How to complete this task: Please filter the listing below and copy out the lines that hold "label".

Extracted information:
------------------------------------------------

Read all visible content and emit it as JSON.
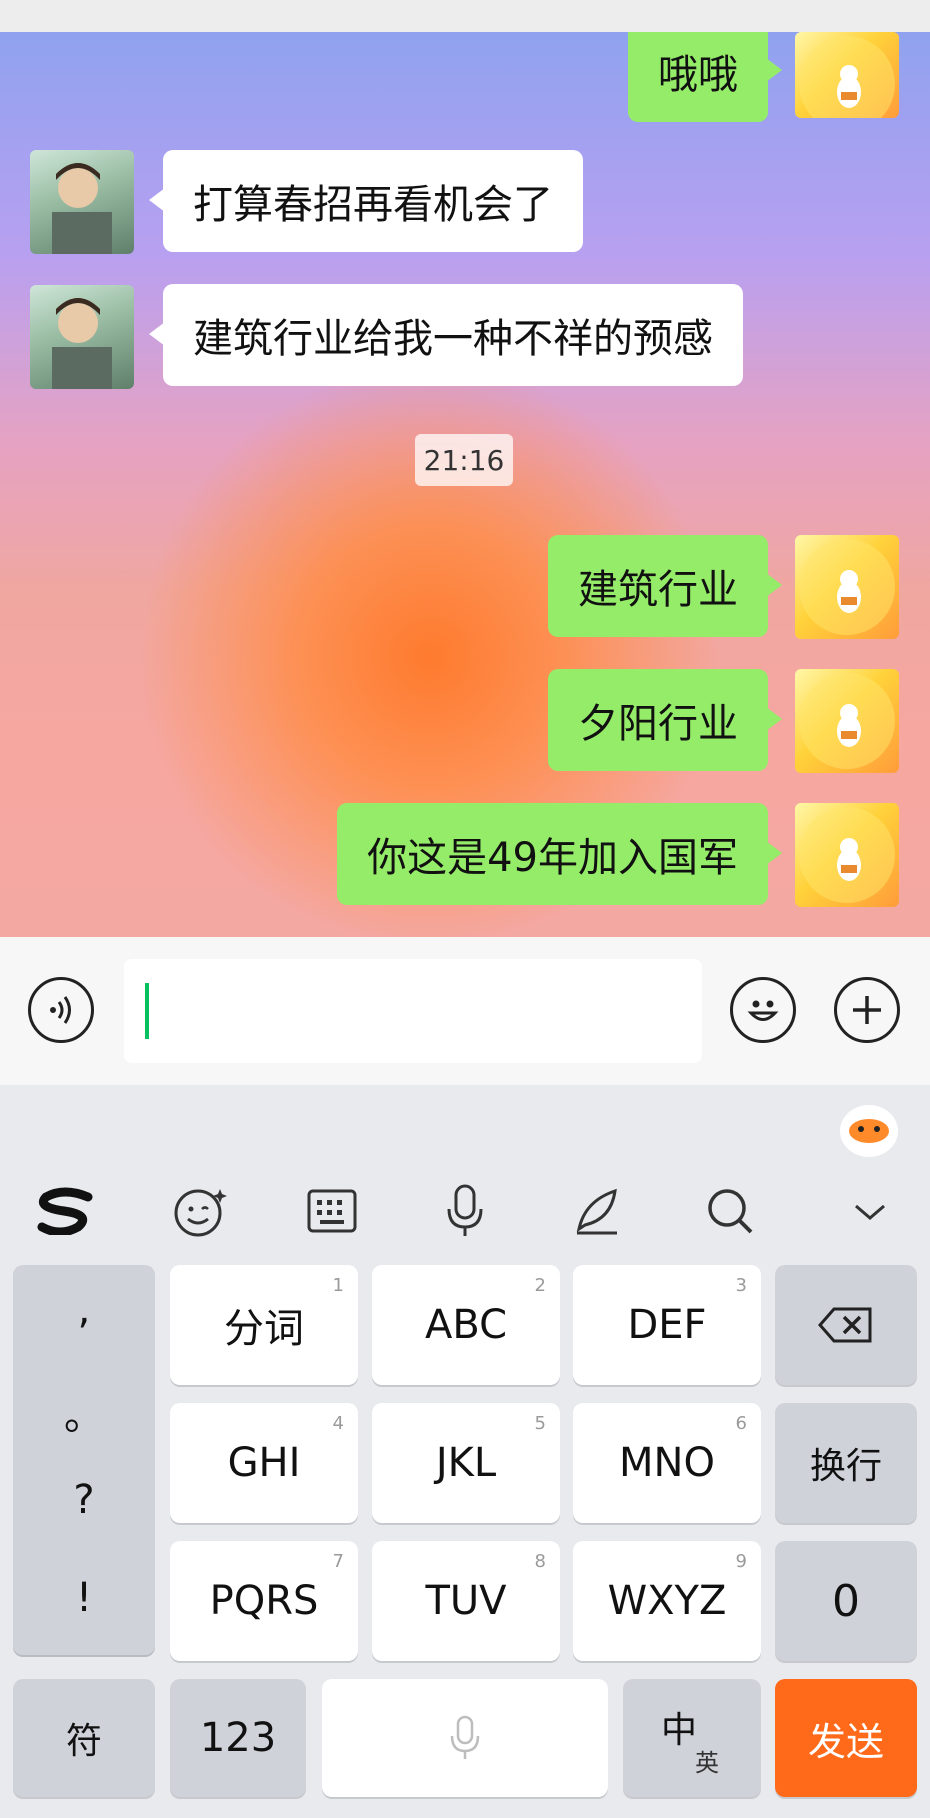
{
  "messages": [
    {
      "side": "me",
      "text": "哦哦"
    },
    {
      "side": "friend",
      "text": "打算春招再看机会了"
    },
    {
      "side": "friend",
      "text": "建筑行业给我一种不祥的预感"
    },
    {
      "side": "me",
      "text": "建筑行业"
    },
    {
      "side": "me",
      "text": "夕阳行业"
    },
    {
      "side": "me",
      "text": "你这是49年加入国军"
    }
  ],
  "timestamp": "21:16",
  "input": {
    "value": ""
  },
  "keyboard": {
    "keys": {
      "k1": {
        "label": "分词",
        "num": "1"
      },
      "k2": {
        "label": "ABC",
        "num": "2"
      },
      "k3": {
        "label": "DEF",
        "num": "3"
      },
      "k4": {
        "label": "GHI",
        "num": "4"
      },
      "k5": {
        "label": "JKL",
        "num": "5"
      },
      "k6": {
        "label": "MNO",
        "num": "6"
      },
      "k7": {
        "label": "PQRS",
        "num": "7"
      },
      "k8": {
        "label": "TUV",
        "num": "8"
      },
      "k9": {
        "label": "WXYZ",
        "num": "9"
      }
    },
    "punct": [
      ",",
      "。",
      "?",
      "!"
    ],
    "newline": "换行",
    "zero": "0",
    "symbols": "符",
    "numbers": "123",
    "lang_main": "中",
    "lang_alt": "英",
    "send": "发送"
  },
  "colors": {
    "me_bubble": "#95ec69",
    "friend_bubble": "#ffffff",
    "send": "#ff6a1a"
  },
  "icons": [
    "voice-icon",
    "emoji-icon",
    "plus-icon",
    "sogou-logo-icon",
    "face-icon",
    "keyboard-icon",
    "mic-icon",
    "pen-icon",
    "search-icon",
    "chevron-down-icon",
    "backspace-icon"
  ]
}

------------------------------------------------

Response to this task:
        "label": "分词",
        "label": "ABC",
        "label": "DEF",
        "label": "GHI",
        "label": "JKL",
        "label": "MNO",
        "label": "PQRS",
        "label": "TUV",
        "label": "WXYZ",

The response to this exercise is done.